Flavors of Embedded Metadata<br /><ul><li>International Press and Telecommunications Council (IPTC) Photo Metadata</li></ul>http://www.iptc.org/std/photometadata/specification/IPTC-PhotoMetadata%28200907%29_1.pdf<br /><ul><li>Exchangeable image file format (EXIF)</li></ul>http://www.exif.org/<br /><ul><li>Extensible Metadata Platform (XMP)</li></ul>http://www.adobe.com/devnet/xmp/<br />
XMP and IPTC Embedded Metadata<br /><ul><li>IPTC is core to XMP
Put into Practice</li></ul>-Smithsonian Collections Search Center http://collections.si.edu/search/<br />-FADGI http://www.digitizationguidelines.gov/stillimages/subcommittees.html<br />
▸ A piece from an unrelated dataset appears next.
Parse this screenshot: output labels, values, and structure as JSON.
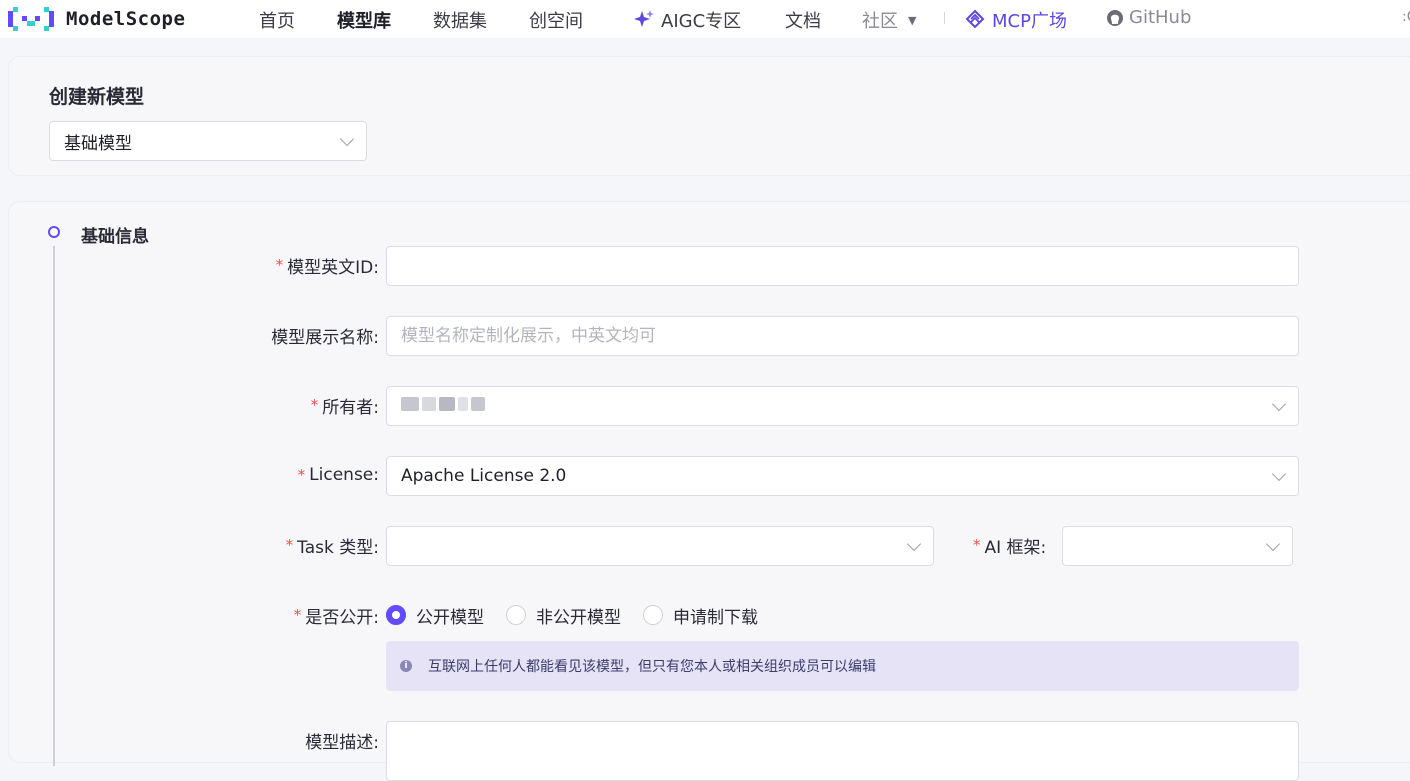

Core EMBEDDED METADATA FIELDS<br />….We can begin to come to a consensus as to consistent information across SI….<br />
CORE EMBEDDED METADATA FIELDS –PUT INTO PRACTICE<br />
NOT REQUIRED - SUGGESTED SET of EMBEDDED METADATA FIELDS<br />…and for those that need additional fields to accommodate various needs… <br />
NOT REQUIRED - SUGGESTED SET of EMBEDDED METADATA FIELDS PUT INTO PRACTICE<br />La Alhambra Palais:<br />Date: 1/1/1842<br />Headline: Plans, elevations, sections, and details of the Alhambra, from drawings taken on the spot in 1834 by Jules Goury, and in 1834 and 1837 by Owen Jones.<br />Credit/Provider: Cooper Hewitt National Design Museum<br />
Institutional USE<br />Collection Information Systems<br />Digital Asset Management System<br />Smithsonian Websites<br />Smithsonian Online Exhibitions<br />Social Media Sites<br />Smithsonian Blogs<br />Publications<br />Education and Outreach<br />The possibilities are endless………….<br />
Future Developments<br />Document hosted on DSpace<br />http://si-ddr.si.edu:8080/dspace/handle/10088/9719<br />Working with FADGI( Federal Agencies Digitization Guidelines Initiative) Embedded Metadata Working Group<br />http://www.digitizationguidelines.gov/stillimages/sub-embedded.html<br />
Acknowledgements<br />The following people have participated in EMDaWG and have helped in the realization of the document: <br />Basic Guidelines for Minimal Descriptive Embedded Metadata in Digital Image (Embedded Metadata Working Group- Smithsonian Institution April 2010).<br />Stephanie Christensen- NAA, Doug Dunlop- SIL, Lowell Ashley- SIL, Ricc Ferrante- SIA, Cindy Frankenburg- NMAI, <br />Ducky Nguygen- NMAI, Kay Peterson- NMAH, Suzanne Pilsk- SIL, Ken Rahaim- OCIO, Marguerite Roby- SIA, Erin Rushing- SIL, Stephanie Smith- CFCH, Rebecca Snyder- NMNH, Amy Staples- NMAfa, Sarah Stauderman- SIA, Patti Williams- NASM <br />and Merry Foresta for comments and editing<br />